Supplied information
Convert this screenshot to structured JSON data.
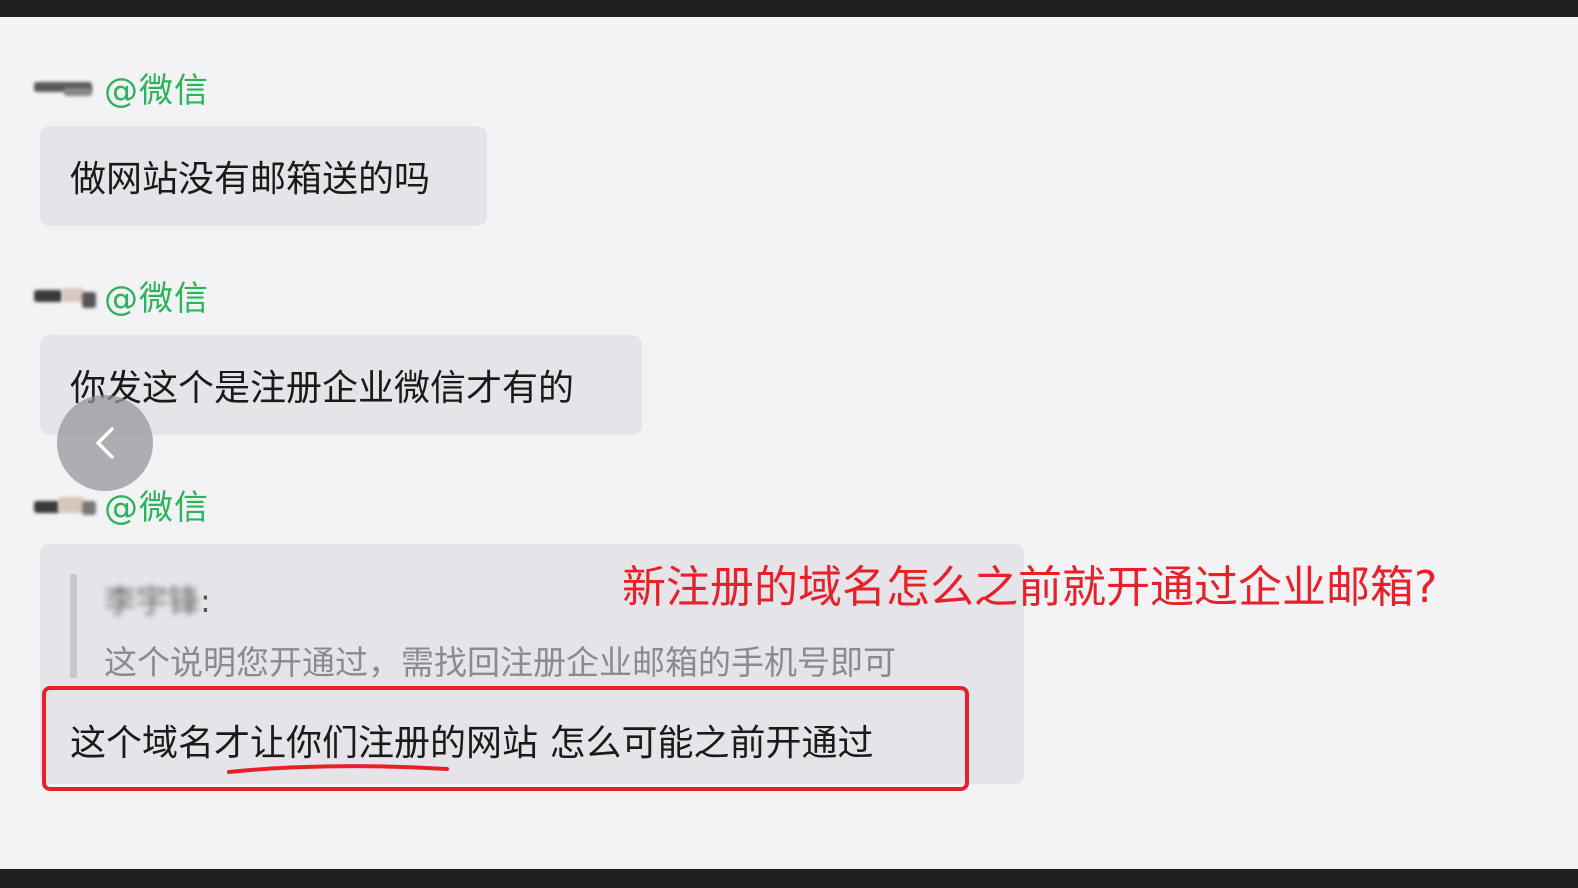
{
  "messages": [
    {
      "sender_suffix": "@微信",
      "text": "做网站没有邮箱送的吗"
    },
    {
      "sender_suffix": "@微信",
      "text": "你发这个是注册企业微信才有的"
    },
    {
      "sender_suffix": "@微信",
      "quote": {
        "name": "李宇锋",
        "colon": ":",
        "text": "这个说明您开通过，需找回注册企业邮箱的手机号即可"
      },
      "text": "这个域名才让你们注册的网站 怎么可能之前开通过"
    }
  ],
  "annotation": {
    "text": "新注册的域名怎么之前就开通过企业邮箱?",
    "color": "#e8202a"
  },
  "colors": {
    "wechat_green": "#2bb55a",
    "bubble_bg": "#e5e5e9",
    "page_bg": "#f3f3f5"
  },
  "icons": {
    "back": "chevron-left-icon"
  }
}
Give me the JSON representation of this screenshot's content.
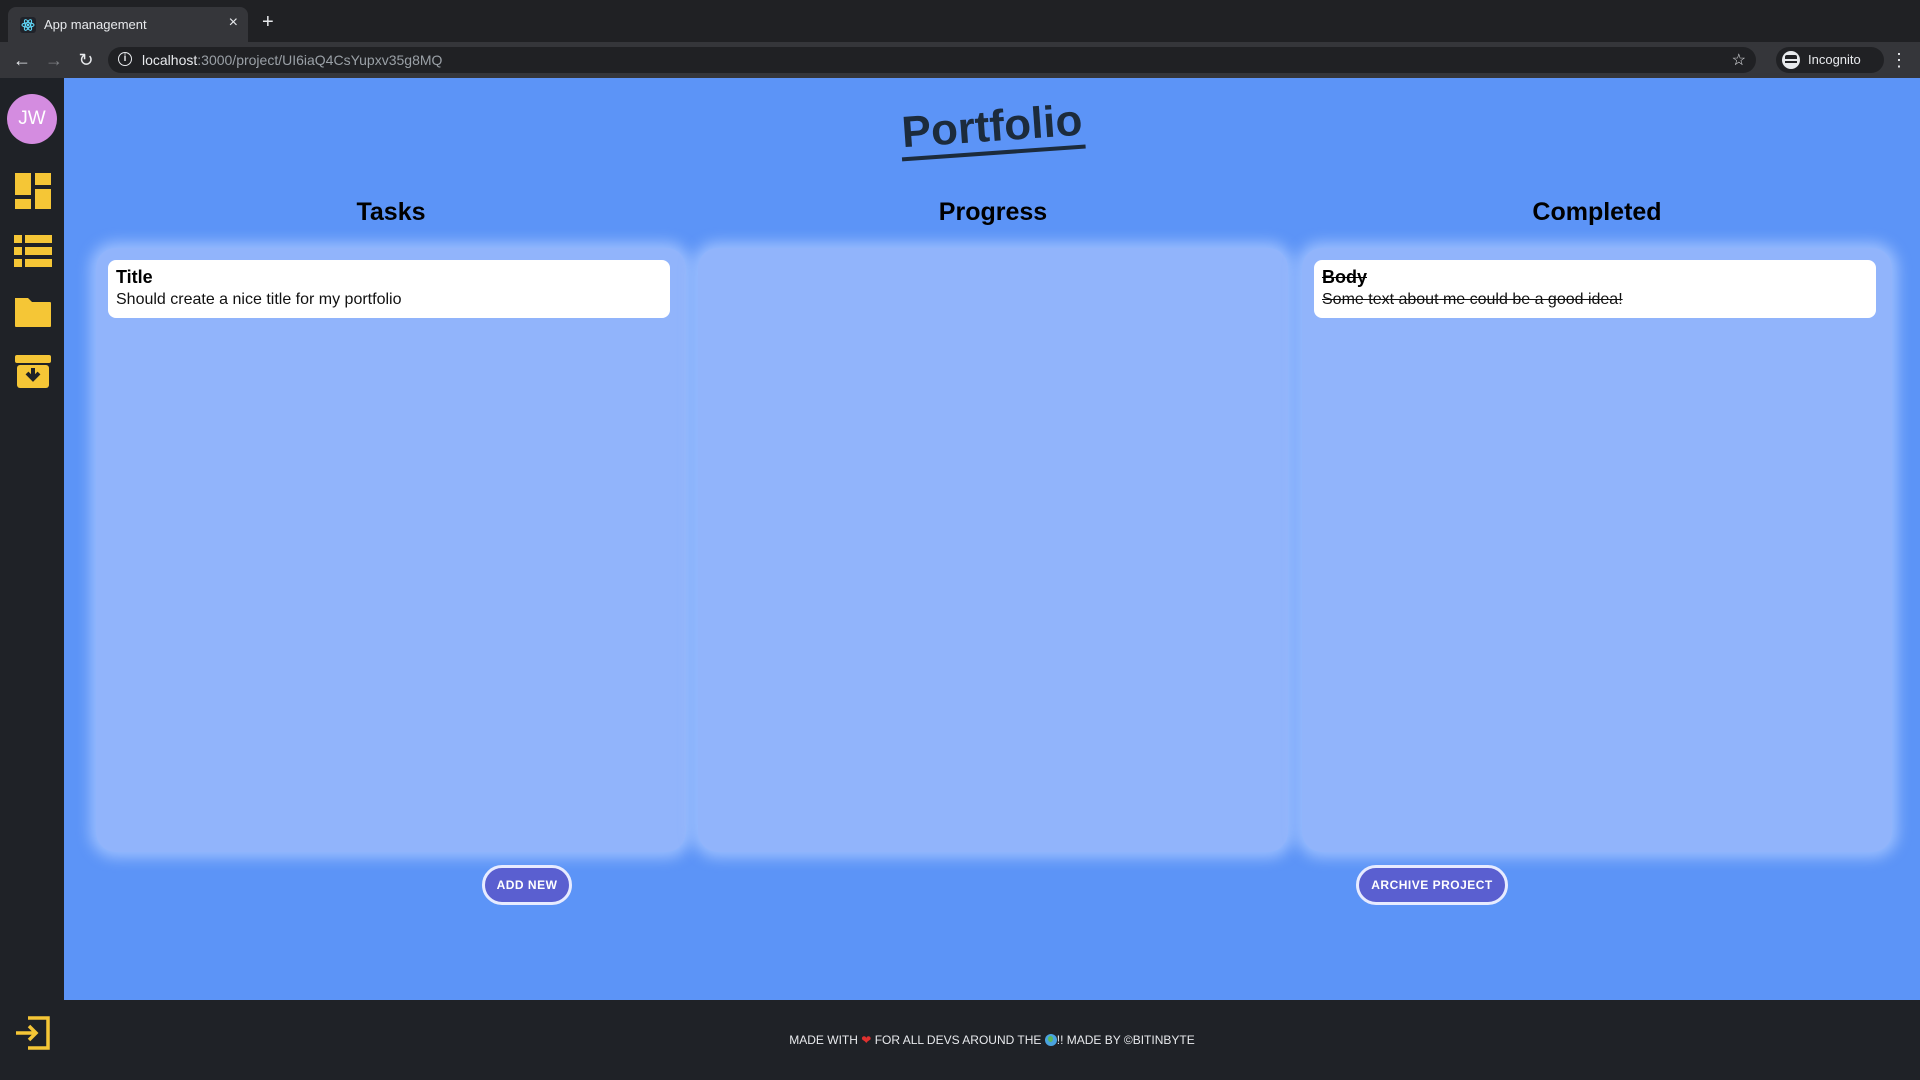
{
  "browser": {
    "tab_title": "App management",
    "tab_close": "×",
    "new_tab": "+",
    "url_host": "localhost",
    "url_path": ":3000/project/UI6iaQ4CsYupxv35g8MQ",
    "profile_label": "Incognito",
    "back": "←",
    "forward": "→",
    "reload": "↻",
    "star": "☆",
    "menu": "⋮"
  },
  "sidebar": {
    "avatar_initials": "JW",
    "icons": [
      "dashboard-icon",
      "list-icon",
      "folder-icon",
      "archive-box-icon",
      "logout-icon"
    ]
  },
  "page": {
    "title": "Portfolio"
  },
  "columns": [
    {
      "title": "Tasks",
      "cards": [
        {
          "title": "Title",
          "body": "Should create a nice title for my portfolio"
        }
      ]
    },
    {
      "title": "Progress",
      "cards": []
    },
    {
      "title": "Completed",
      "cards": [
        {
          "title": "Body",
          "body": "Some text about me could be a good idea!"
        }
      ]
    }
  ],
  "buttons": {
    "add_new": "ADD NEW",
    "archive_project": "ARCHIVE PROJECT"
  },
  "footer": {
    "part1": "MADE WITH",
    "heart": "❤",
    "part2": "FOR ALL DEVS AROUND THE",
    "part3": "!! MADE BY ©BITINBYTE"
  },
  "colors": {
    "main_bg": "#5c94f7",
    "column_bg": "#91b4fb",
    "button_bg": "#5a5fd0",
    "sidebar_icon": "#f5c636",
    "avatar_bg": "#d48ce0"
  }
}
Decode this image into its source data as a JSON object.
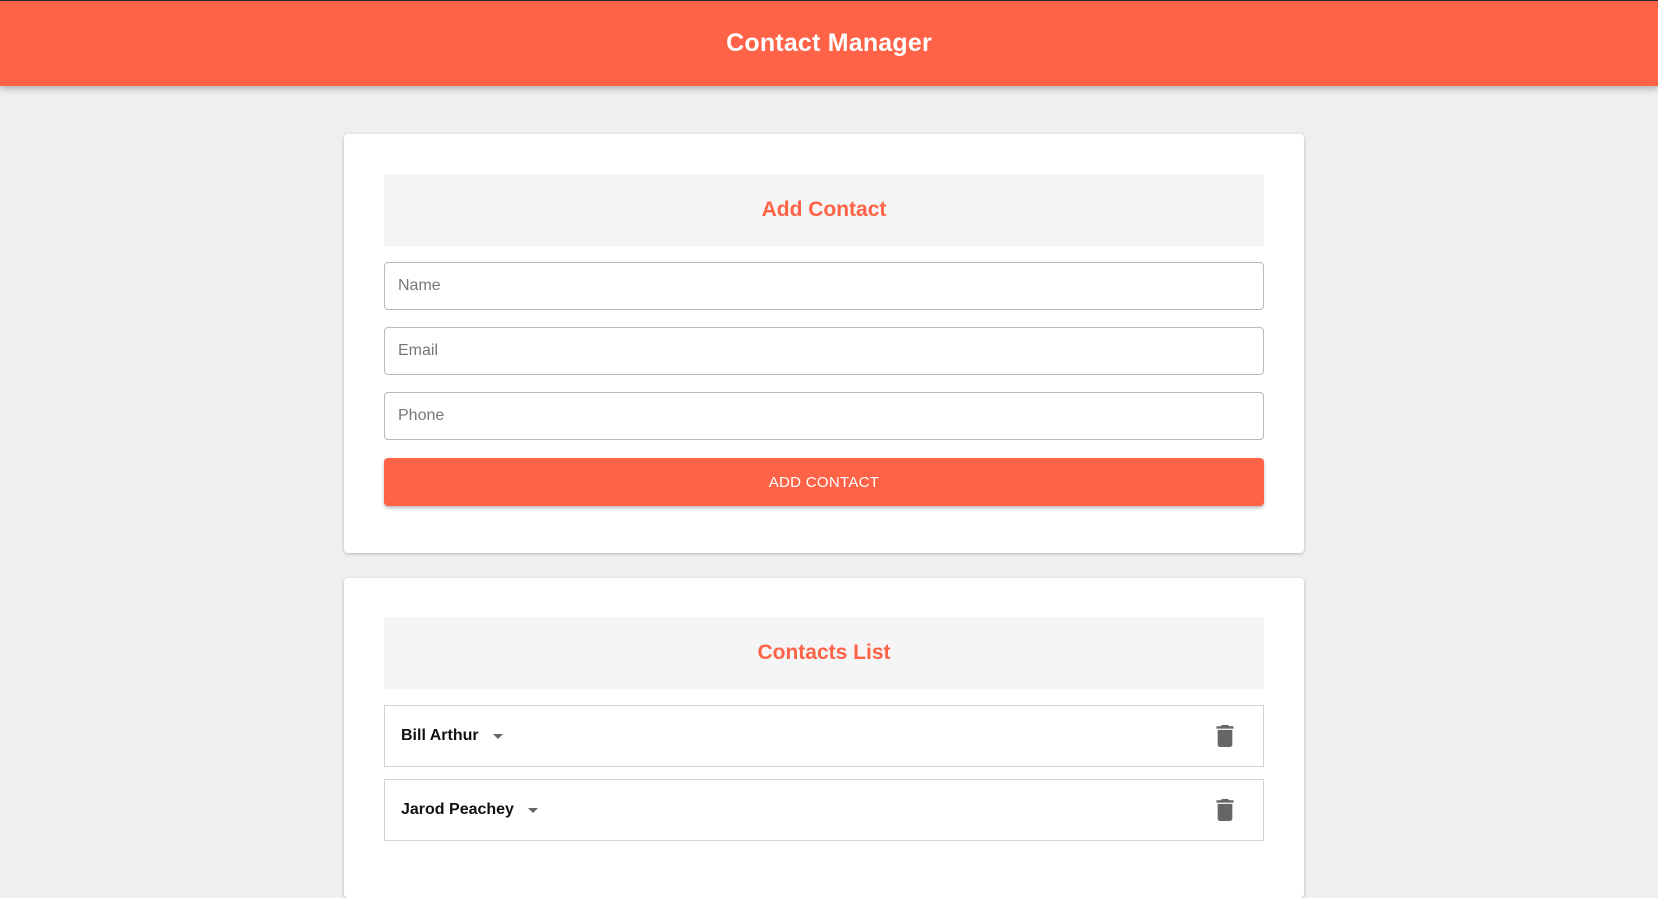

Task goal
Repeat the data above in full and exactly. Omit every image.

Answer to this task
Convert this screenshot to structured JSON data.
{
  "messages": [
    {
      "sender_suffix": "@微信",
      "text": "做网站没有邮箱送的吗"
    },
    {
      "sender_suffix": "@微信",
      "text": "你发这个是注册企业微信才有的"
    },
    {
      "sender_suffix": "@微信",
      "quote": {
        "name": "李宇锋",
        "colon": ":",
        "text": "这个说明您开通过，需找回注册企业邮箱的手机号即可"
      },
      "text": "这个域名才让你们注册的网站 怎么可能之前开通过"
    }
  ],
  "annotation": {
    "text": "新注册的域名怎么之前就开通过企业邮箱?",
    "color": "#e8202a"
  },
  "colors": {
    "wechat_green": "#2bb55a",
    "bubble_bg": "#e5e5e9",
    "page_bg": "#f3f3f5"
  },
  "icons": {
    "back": "chevron-left-icon"
  }
}
Give me the JSON representation of this screenshot's content.
{
  "browser": {
    "tab_title": "App management",
    "tab_close": "×",
    "new_tab": "+",
    "url_host": "localhost",
    "url_path": ":3000/project/UI6iaQ4CsYupxv35g8MQ",
    "profile_label": "Incognito",
    "back": "←",
    "forward": "→",
    "reload": "↻",
    "star": "☆",
    "menu": "⋮"
  },
  "sidebar": {
    "avatar_initials": "JW",
    "icons": [
      "dashboard-icon",
      "list-icon",
      "folder-icon",
      "archive-box-icon",
      "logout-icon"
    ]
  },
  "page": {
    "title": "Portfolio"
  },
  "columns": [
    {
      "title": "Tasks",
      "cards": [
        {
          "title": "Title",
          "body": "Should create a nice title for my portfolio"
        }
      ]
    },
    {
      "title": "Progress",
      "cards": []
    },
    {
      "title": "Completed",
      "cards": [
        {
          "title": "Body",
          "body": "Some text about me could be a good idea!"
        }
      ]
    }
  ],
  "buttons": {
    "add_new": "ADD NEW",
    "archive_project": "ARCHIVE PROJECT"
  },
  "footer": {
    "part1": "MADE WITH",
    "heart": "❤",
    "part2": "FOR ALL DEVS AROUND THE",
    "part3": "!! MADE BY ©BITINBYTE"
  },
  "colors": {
    "main_bg": "#5c94f7",
    "column_bg": "#91b4fb",
    "button_bg": "#5a5fd0",
    "sidebar_icon": "#f5c636",
    "avatar_bg": "#d48ce0"
  }
}
Decode this image into its source data as a JSON object.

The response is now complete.